WIT Press

Mutual Influence Between Surface Fire Propagation And A Tree Trunk


Free (open access)





Page Range

131 - 141




1,862 kb

Paper DOI



WIT Press


J. M. C. Mendes-Lopes, J. M. P. Ventura & N. M. G. Santos


Computational modelling of fire propagation is becoming one of the main tools for forest fire studies. Complex physical models are coping with increasingly larger scales and meshes that no longer can accommodate trees at individual level. Therefore, it is important to know how fire propagation is influenced by tree trunks under windy conditions in order to include that information in the model and in the cells that contain trees. It is also important to know how the flame affects the trunk, especially in its leeward side where the flame may stay attached. To gather that type of information, a set of experiments was performed in a wind tunnel especially prepared to carry out fire propagation tests in forest fuel beds. A Pinus pinaster trunk was mounted vertically in the centre of the 1.70 m long measuring zone. Temperature time profiles were measured in the windward, lateral, and leeward sides of the trunk, with three thermocouples vertically aligned in each of those three sides. Rate of spread, flame angle, and flame height were obtained from video movies, as well as flame height and residence time of the attached flame in the near-wake of the trunk. Qualitative and quantitative results show that flame propagation is not particularly sensitive to the trunk’s presence, except in the near-wake of the trunk. Under certain circumstances, flames attached to the leeward side of the trunk can be much taller than the flame’s main body and can remain in that zone for longer periods than elsewhere. Keywords: fuel bed, flame propagation, rate of spread, tree trunk, Pinus pinaster.

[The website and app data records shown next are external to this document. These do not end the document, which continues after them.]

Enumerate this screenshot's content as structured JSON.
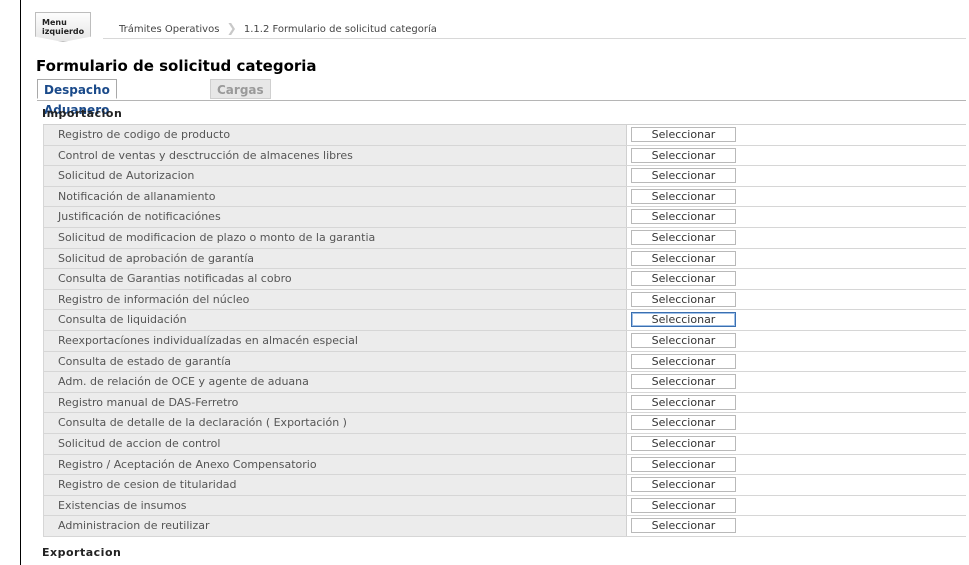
{
  "menu_button": {
    "line1": "Menu",
    "line2": "izquierdo"
  },
  "breadcrumb": {
    "level1": "Trámites Operativos",
    "sep": "❯",
    "level2": "1.1.2 Formulario de solicitud categoría"
  },
  "page_title": "Formulario de solicitud categoria",
  "tabs": [
    {
      "label": "Despacho Aduanero",
      "active": true
    },
    {
      "label": "Cargas",
      "active": false
    }
  ],
  "sections": {
    "importacion": "Importacion",
    "exportacion": "Exportacion"
  },
  "button_label": "Seleccionar",
  "focused_row_index": 9,
  "rows": [
    "Registro de codigo de producto",
    "Control de ventas y desctrucción de almacenes libres",
    "Solicitud de Autorizacion",
    "Notificación de allanamiento",
    "Justificación de notificaciónes",
    "Solicitud de modificacion de plazo o monto de la garantia",
    "Solicitud de aprobación de garantía",
    "Consulta de Garantias notificadas al cobro",
    "Registro de información del núcleo",
    "Consulta de liquidación",
    "Reexportacíones individualízadas en almacén especial",
    "Consulta de estado de garantía",
    "Adm. de relación de OCE y agente de aduana",
    "Registro manual de DAS-Ferretro",
    "Consulta de detalle de la declaración ( Exportación )",
    "Solicitud de accion de control",
    "Registro / Aceptación de Anexo Compensatorio",
    "Registro de cesion de titularidad",
    "Existencias de insumos",
    "Administracion de reutilizar"
  ]
}
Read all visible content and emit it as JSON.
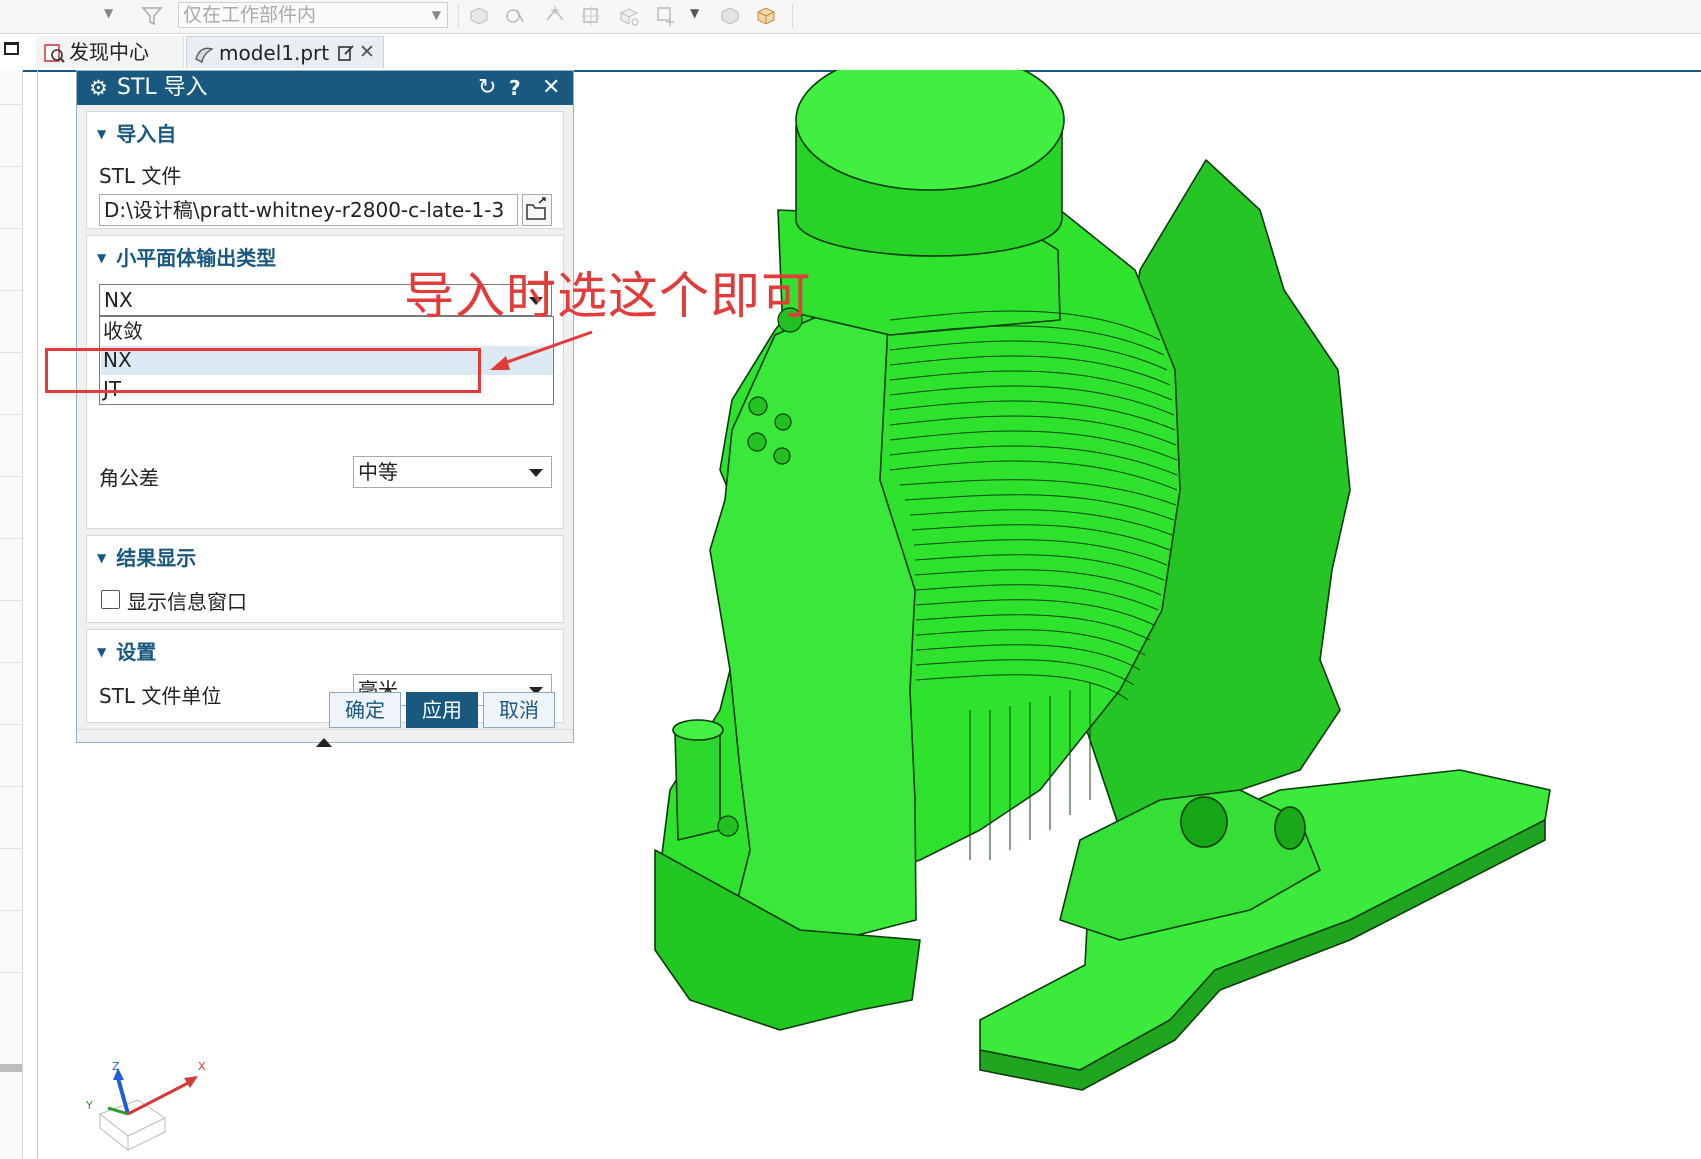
{
  "toolbar": {
    "filter_placeholder": "仅在工作部件内"
  },
  "tabs": [
    {
      "label": "发现中心"
    },
    {
      "label": "model1.prt"
    }
  ],
  "dialog": {
    "title": "STL 导入",
    "import_from": {
      "header": "导入自",
      "file_label": "STL 文件",
      "file_path": "D:\\设计稿\\pratt-whitney-r2800-c-late-1-3"
    },
    "facet_output": {
      "header": "小平面体输出类型",
      "selected": "NX",
      "options": [
        "收敛",
        "NX",
        "JT"
      ],
      "highlighted_index": 1,
      "angle_tolerance_label": "角公差",
      "angle_tolerance_value": "中等"
    },
    "result_display": {
      "header": "结果显示",
      "show_info_label": "显示信息窗口",
      "show_info_checked": false
    },
    "settings": {
      "header": "设置",
      "unit_label": "STL 文件单位",
      "unit_value": "毫米"
    },
    "buttons": {
      "ok": "确定",
      "apply": "应用",
      "cancel": "取消"
    }
  },
  "annotation": {
    "text": "导入时选这个即可",
    "color": "#e33a3a"
  },
  "triad": {
    "x_label": "X",
    "y_label": "Y",
    "z_label": "Z"
  },
  "colors": {
    "accent": "#19587f",
    "model": "#2fe02f"
  }
}
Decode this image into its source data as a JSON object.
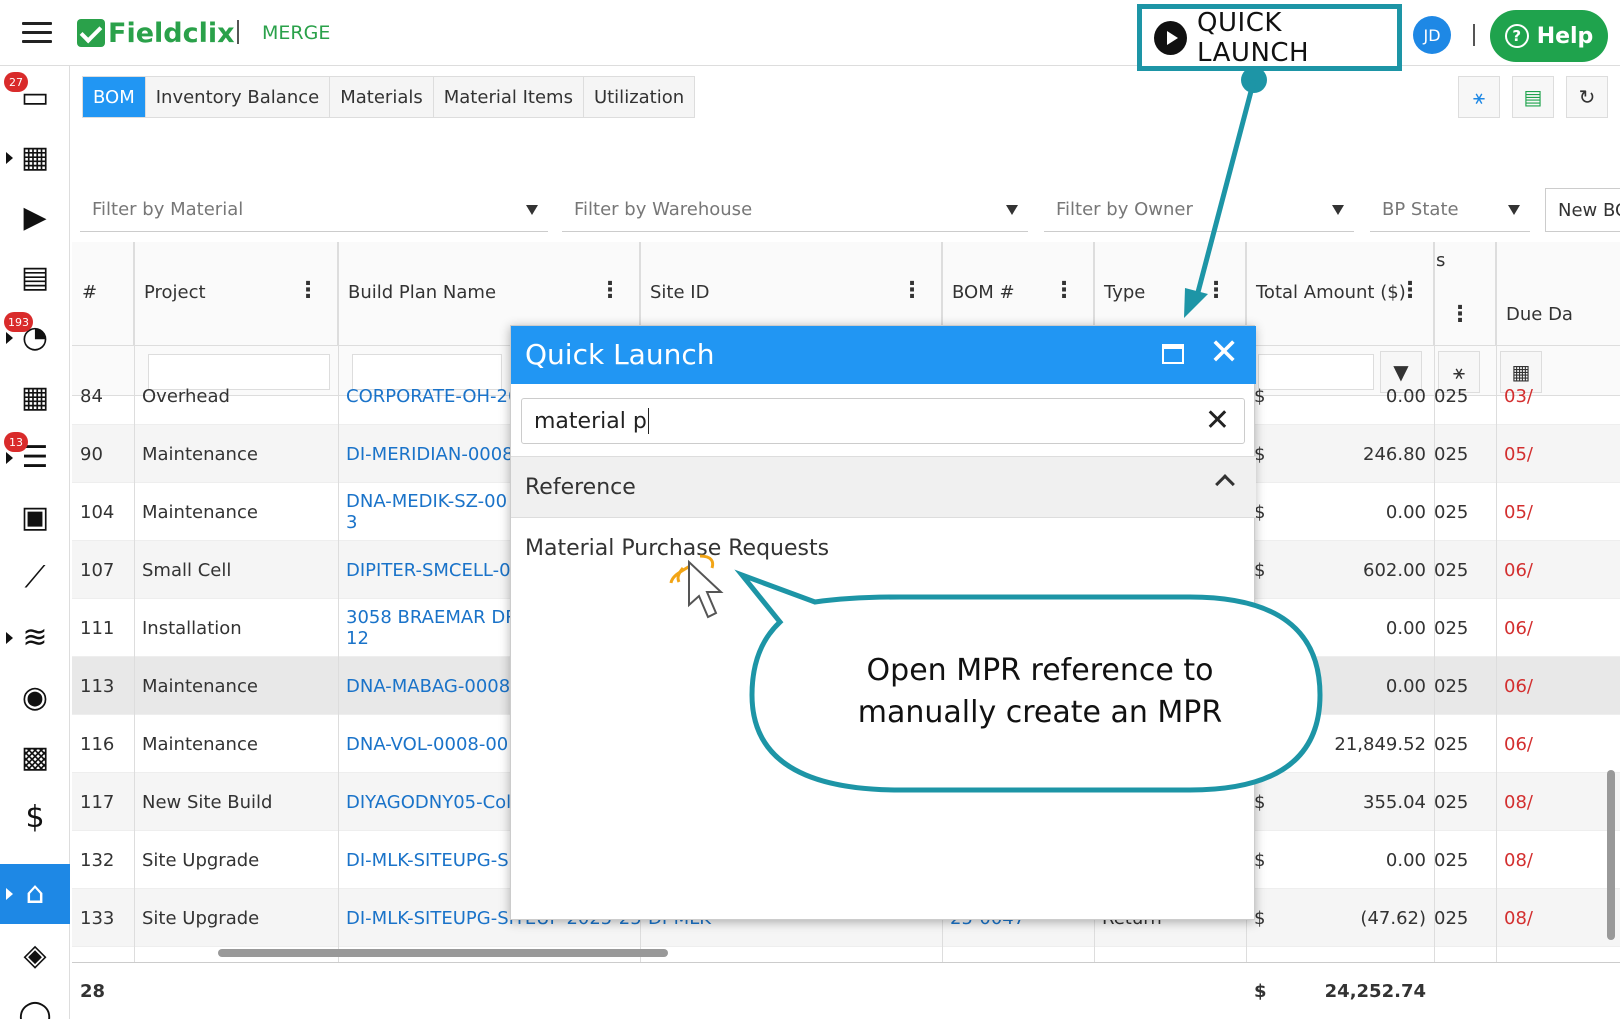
{
  "header": {
    "brand": "Fieldclix",
    "brand_sub": "MERGE",
    "quick_launch": "QUICK LAUNCH",
    "avatar": "JD",
    "help": "Help"
  },
  "sidebar": {
    "badges": [
      "27",
      "193",
      "13"
    ]
  },
  "tabs": [
    "BOM",
    "Inventory Balance",
    "Materials",
    "Material Items",
    "Utilization"
  ],
  "filters": {
    "material": "Filter by Material",
    "warehouse": "Filter by Warehouse",
    "owner": "Filter by Owner",
    "bp_state": "BP State",
    "new_button": "New BC"
  },
  "columns": [
    "#",
    "Project",
    "Build Plan Name",
    "Site ID",
    "BOM #",
    "Type",
    "Total Amount ($)",
    "s",
    "Due Da"
  ],
  "rows": [
    {
      "num": "84",
      "project": "Overhead",
      "plan": "CORPORATE-OH-20",
      "plan2": "",
      "site": "",
      "bom": "",
      "type": "",
      "cur": "$",
      "amount": "0.00",
      "year": "025",
      "due": "03/"
    },
    {
      "num": "90",
      "project": "Maintenance",
      "plan": "DI-MERIDIAN-0008",
      "plan2": "",
      "site": "",
      "bom": "",
      "type": "",
      "cur": "$",
      "amount": "246.80",
      "year": "025",
      "due": "05/"
    },
    {
      "num": "104",
      "project": "Maintenance",
      "plan": "DNA-MEDIK-SZ-00",
      "plan2": "3",
      "site": "",
      "bom": "",
      "type": "",
      "cur": "$",
      "amount": "0.00",
      "year": "025",
      "due": "05/"
    },
    {
      "num": "107",
      "project": "Small Cell",
      "plan": "DIPITER-SMCELL-0",
      "plan2": "",
      "site": "",
      "bom": "",
      "type": "",
      "cur": "$",
      "amount": "602.00",
      "year": "025",
      "due": "06/"
    },
    {
      "num": "111",
      "project": "Installation",
      "plan": "3058 BRAEMAR DR",
      "plan2": "12",
      "site": "",
      "bom": "",
      "type": "",
      "cur": "",
      "amount": "0.00",
      "year": "025",
      "due": "06/"
    },
    {
      "num": "113",
      "project": "Maintenance",
      "plan": "DNA-MABAG-0008",
      "plan2": "",
      "site": "",
      "bom": "",
      "type": "",
      "cur": "",
      "amount": "0.00",
      "year": "025",
      "due": "06/"
    },
    {
      "num": "116",
      "project": "Maintenance",
      "plan": "DNA-VOL-0008-00",
      "plan2": "",
      "site": "",
      "bom": "",
      "type": "",
      "cur": "$",
      "amount": "21,849.52",
      "year": "025",
      "due": "06/"
    },
    {
      "num": "117",
      "project": "New Site Build",
      "plan": "DIYAGODNY05-Col",
      "plan2": "",
      "site": "",
      "bom": "",
      "type": "",
      "cur": "$",
      "amount": "355.04",
      "year": "025",
      "due": "08/"
    },
    {
      "num": "132",
      "project": "Site Upgrade",
      "plan": "DI-MLK-SITEUPG-S",
      "plan2": "",
      "site": "",
      "bom": "",
      "type": "",
      "cur": "$",
      "amount": "0.00",
      "year": "025",
      "due": "08/"
    },
    {
      "num": "133",
      "project": "Site Upgrade",
      "plan": "DI-MLK-SITEUPG-SITEUP-2025-25",
      "plan2": "",
      "site": "DI-MLK",
      "bom": "25-0047",
      "type": "Return",
      "cur": "$",
      "amount": "(47.62)",
      "year": "025",
      "due": "08/"
    }
  ],
  "footer": {
    "count": "28",
    "cur": "$",
    "total": "24,252.74"
  },
  "quick_launch_dialog": {
    "title": "Quick Launch",
    "search_value": "material p",
    "section": "Reference",
    "item": "Material Purchase Requests"
  },
  "callout": {
    "line1": "Open MPR reference to",
    "line2": "manually create an MPR"
  },
  "colors": {
    "brand_green": "#2aa14a",
    "primary_blue": "#2196f3",
    "callout_teal": "#1d95a6",
    "link_blue": "#1a73c9",
    "due_red": "#d32f2f"
  }
}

fuel bed, flame propagation, rate of spread, tree trunk, Pinus pinaster.